  4. The transitional rules should be fair and provide taxpayers with the time to unwind tax structures that have been part of the Canadian tax system for years. These rules should also be drafted in a way that are understandable so that taxpayers will not have to spend considerable sums over the next year to comply with rules that, in my view, are unfair and not in accordance with what the public has come to expect when major changes are made to tax legislation.
  5. The Release asks for feedback from the public about various ways to deal with the “problem” of corporations earning income that is not reinvested in business assets and is then used to make investments. The proposed “solutions” to this problem are extremely complex and are based on the flawed assumption that the earnings inside a corporation of such “excess income” must ultimately attract the same tax as if the income was earned in the hands of an individual.  I would ask you to review the Explanatory Notes from pages 38 to 51, and let me know if you believe any of these various solutions will add clarity to the existing tax system. Again, it feels like these rules are trying to kill a mouse with an elephant gun.  A “solution” in this area should be easy to apply, rather than further confusing taxpayers. I have certain ideas in this regard but it is beyond the scope of this letter for me to go into detail about how I would deal with some of the perceived “abuses”.
  6. Why not have a committee that examines the effects of proposals such as these which are so extensive as to overturn the underlying structure of the Canadian tax system before they are brought forward and determines what “fairness” really means in the Canadian context? The Canadian tax system has greatly benefitted in the past from the work of such committees which are independent of the Department of Finance and CRA.

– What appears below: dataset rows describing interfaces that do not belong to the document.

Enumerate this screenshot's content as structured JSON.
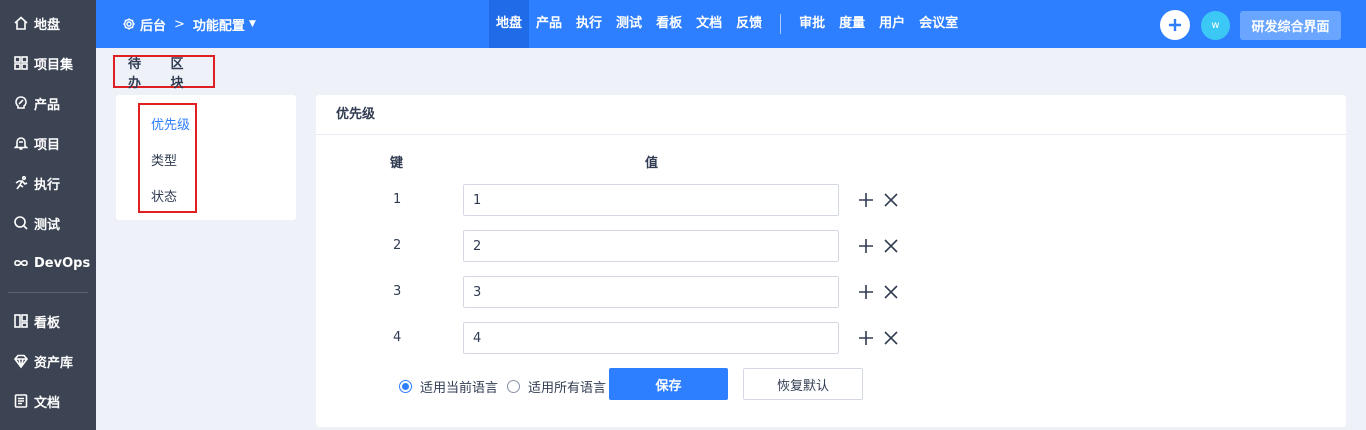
{
  "sidebar": {
    "items": [
      {
        "label": "地盘",
        "icon": "home-icon"
      },
      {
        "label": "项目集",
        "icon": "grid-icon"
      },
      {
        "label": "产品",
        "icon": "bulb-icon"
      },
      {
        "label": "项目",
        "icon": "bell-icon"
      },
      {
        "label": "执行",
        "icon": "run-icon"
      },
      {
        "label": "测试",
        "icon": "search-icon"
      },
      {
        "label": "DevOps",
        "icon": "infinity-icon"
      },
      {
        "label": "看板",
        "icon": "kanban-icon"
      },
      {
        "label": "资产库",
        "icon": "diamond-icon"
      },
      {
        "label": "文档",
        "icon": "document-icon"
      }
    ]
  },
  "header": {
    "breadcrumb_root": "后台",
    "breadcrumb_sep": ">",
    "breadcrumb_current": "功能配置",
    "nav": [
      "地盘",
      "产品",
      "执行",
      "测试",
      "看板",
      "文档",
      "反馈"
    ],
    "nav2": [
      "审批",
      "度量",
      "用户",
      "会议室"
    ],
    "active": "地盘",
    "avatar_text": "w",
    "workspace_label": "研发综合界面"
  },
  "subtabs": [
    "待办",
    "区块"
  ],
  "left_menu": [
    "优先级",
    "类型",
    "状态"
  ],
  "panel": {
    "title": "优先级",
    "key_header": "键",
    "value_header": "值",
    "rows": [
      {
        "key": "1",
        "value": "1"
      },
      {
        "key": "2",
        "value": "2"
      },
      {
        "key": "3",
        "value": "3"
      },
      {
        "key": "4",
        "value": "4"
      }
    ],
    "radio_current": "适用当前语言",
    "radio_all": "适用所有语言",
    "save_label": "保存",
    "reset_label": "恢复默认"
  },
  "colors": {
    "accent": "#2e7fff",
    "sidebar": "#3c4353",
    "highlight_box": "#e02020"
  }
}
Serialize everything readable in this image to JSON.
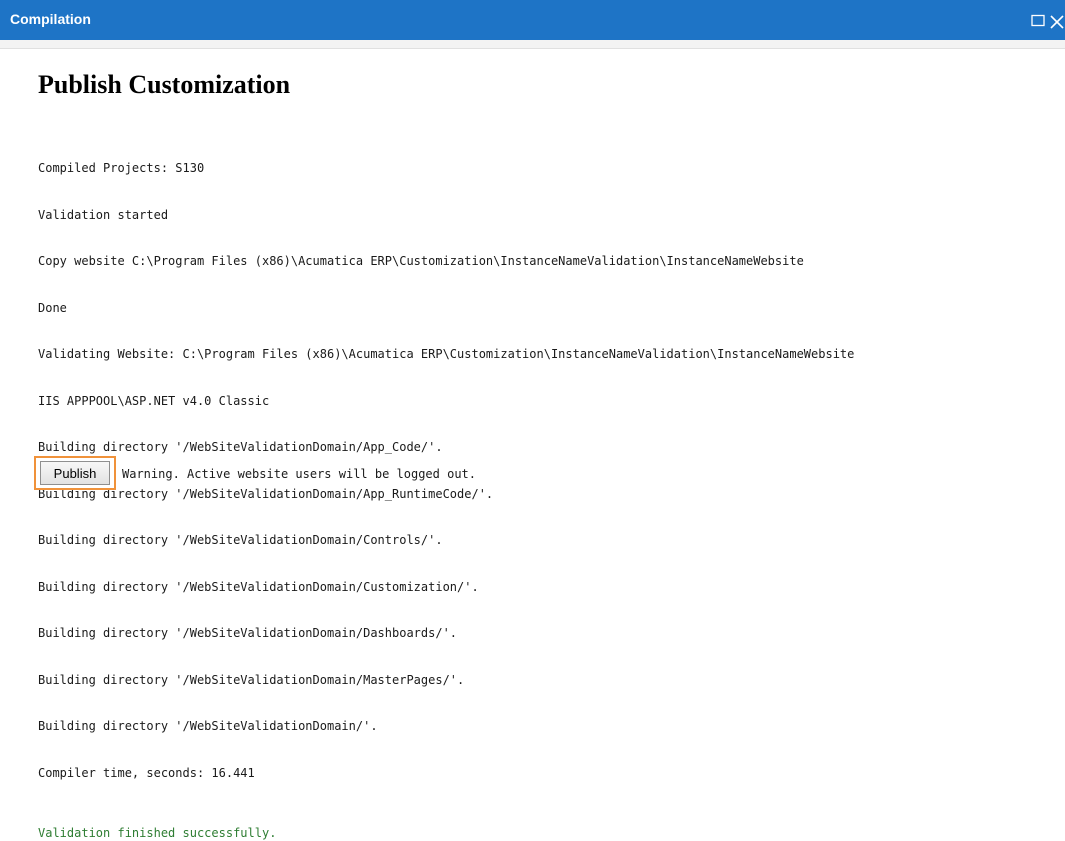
{
  "window": {
    "title": "Compilation",
    "accent_color": "#1e74c6"
  },
  "main": {
    "heading": "Publish Customization",
    "log_lines": [
      "Compiled Projects: S130",
      "Validation started",
      "Copy website C:\\Program Files (x86)\\Acumatica ERP\\Customization\\InstanceNameValidation\\InstanceNameWebsite",
      "Done",
      "Validating Website: C:\\Program Files (x86)\\Acumatica ERP\\Customization\\InstanceNameValidation\\InstanceNameWebsite",
      "IIS APPPOOL\\ASP.NET v4.0 Classic",
      "Building directory '/WebSiteValidationDomain/App_Code/'.",
      "Building directory '/WebSiteValidationDomain/App_RuntimeCode/'.",
      "Building directory '/WebSiteValidationDomain/Controls/'.",
      "Building directory '/WebSiteValidationDomain/Customization/'.",
      "Building directory '/WebSiteValidationDomain/Dashboards/'.",
      "Building directory '/WebSiteValidationDomain/MasterPages/'.",
      "Building directory '/WebSiteValidationDomain/'.",
      "Compiler time, seconds: 16.441"
    ],
    "success_message": "Validation finished successfully.",
    "success_color": "#2e7d32",
    "publish_label": "Publish",
    "warning": "Warning. Active website users will be logged out.",
    "highlight_color": "#f0923a"
  },
  "icons": {
    "maximize": "maximize-icon",
    "close": "close-icon"
  }
}
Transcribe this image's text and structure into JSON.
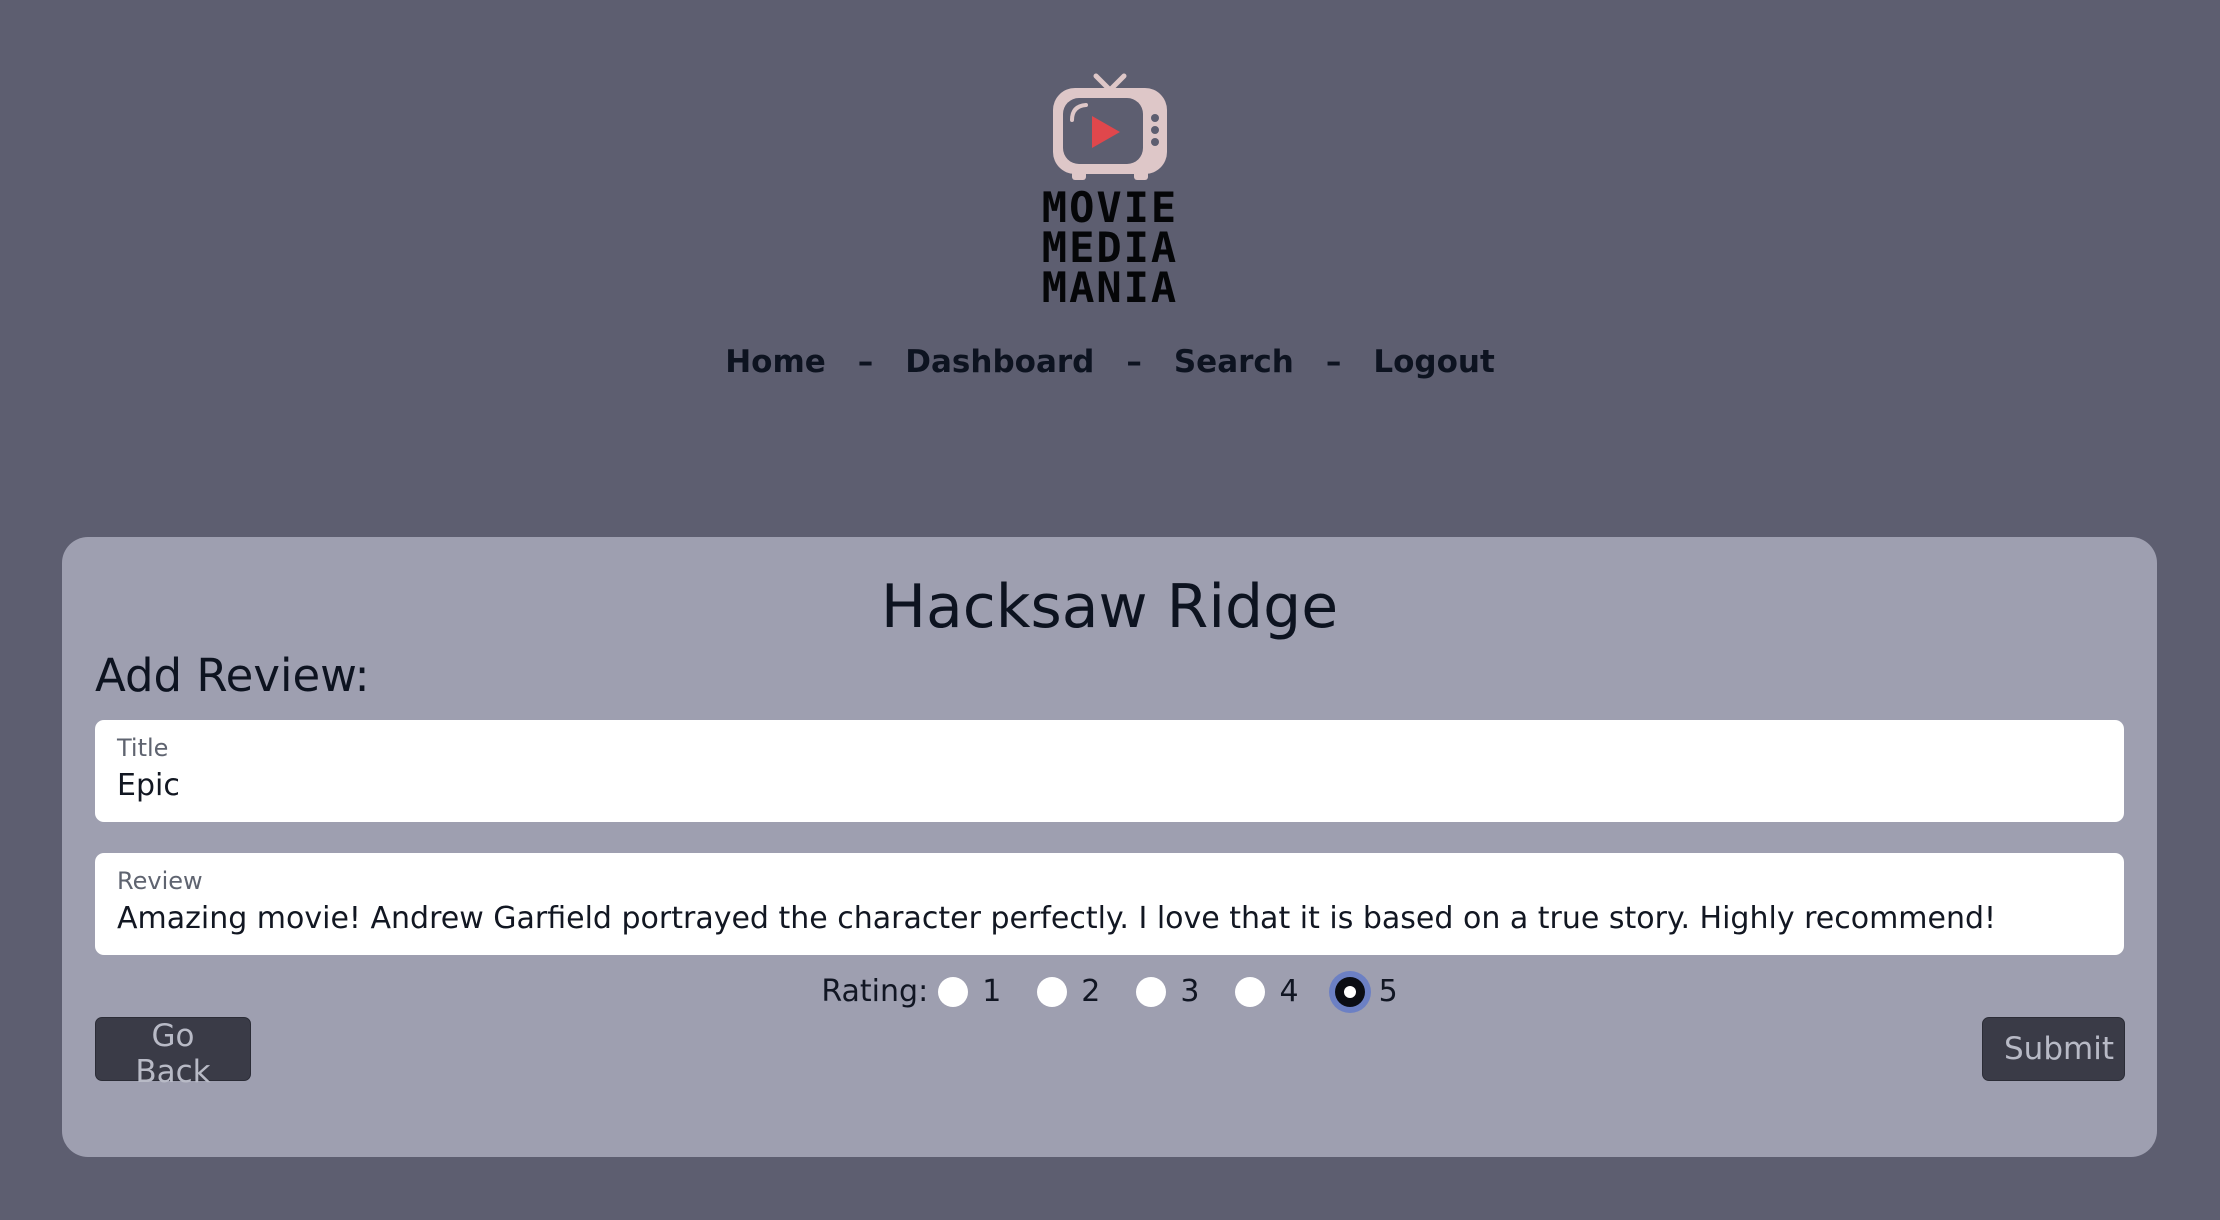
{
  "logo": {
    "icon": "tv-play-icon",
    "lines": [
      "MOVIE",
      "MEDIA",
      "MANIA"
    ],
    "colors": {
      "tv": "#dec7c8",
      "play": "#e0474c",
      "text": "#050608"
    }
  },
  "nav": {
    "items": [
      {
        "label": "Home"
      },
      {
        "label": "Dashboard"
      },
      {
        "label": "Search"
      },
      {
        "label": "Logout"
      }
    ],
    "separator": "–"
  },
  "card": {
    "movie_title": "Hacksaw Ridge",
    "heading": "Add Review:",
    "title_field": {
      "label": "Title",
      "value": "Epic"
    },
    "review_field": {
      "label": "Review",
      "value": "Amazing movie! Andrew Garfield portrayed the character perfectly. I love that it is based on a true story. Highly recommend!"
    },
    "rating": {
      "label": "Rating:",
      "options": [
        "1",
        "2",
        "3",
        "4",
        "5"
      ],
      "selected": "5"
    },
    "buttons": {
      "back": "Go Back",
      "submit": "Submit"
    }
  },
  "colors": {
    "background": "#5d5e70",
    "card": "#9e9fb0",
    "button": "#3a3b47",
    "radio_focus": "#6c80c4"
  }
}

As a final note, I am upset by the narrative justifying these proposals as they negatively attribute “bad intentions” to many long-standing tax structures.  The use of words such as “loopholes”, “top 1%” and “split income” are not part of a healthy debate. As indicated above, I would suggest that the top earning taxpayers are paying more than their fair share and under the present Government are the only taxpayers whose marginal tax rates have increased.

The examples given in the Release deal with “easy situations” and ignore basic truths (such as the perks given to highly paid employees versus self-employed persons who use companies). There is almost a pejorative taint to anyone who uses a private corporation to defer tax; yet, the Government boasts elsewhere that Canada’s corporate tax rates are relatively low and this has helped the Canadian economy.

Finally, I am certain that these rules will negatively affect entrepreneurial families who have started businesses. This, I believe, will result in a net negative to our country as such entrepreneurs have been the biggest job creators for our economy.  (According to a recent article I read, small businesses in Canada employ over 8.2 million individuals in Canada, 70.5% of the total private labour force and 54% of payroll).  Undoubtedly, with tax rates well in excess of 50%, will cause a number of wealthy Canadian entrepreneurs to move from Canada which will result in a reduction of total taxes paid.  Also, the targeting (intentional or not) of estates and families makes little sense to me.

I would be willing to discuss my comments and other observations with you if you should so desire. Alternately, I would be glad to meet with any other persons who were involved with the drafting of the Release. Also, I have copied the Finance Minister on this letter, so he is aware of my thoughts in this matter.

Should you have any questions, please do not hesitate to contact me at the office.

Yours truly,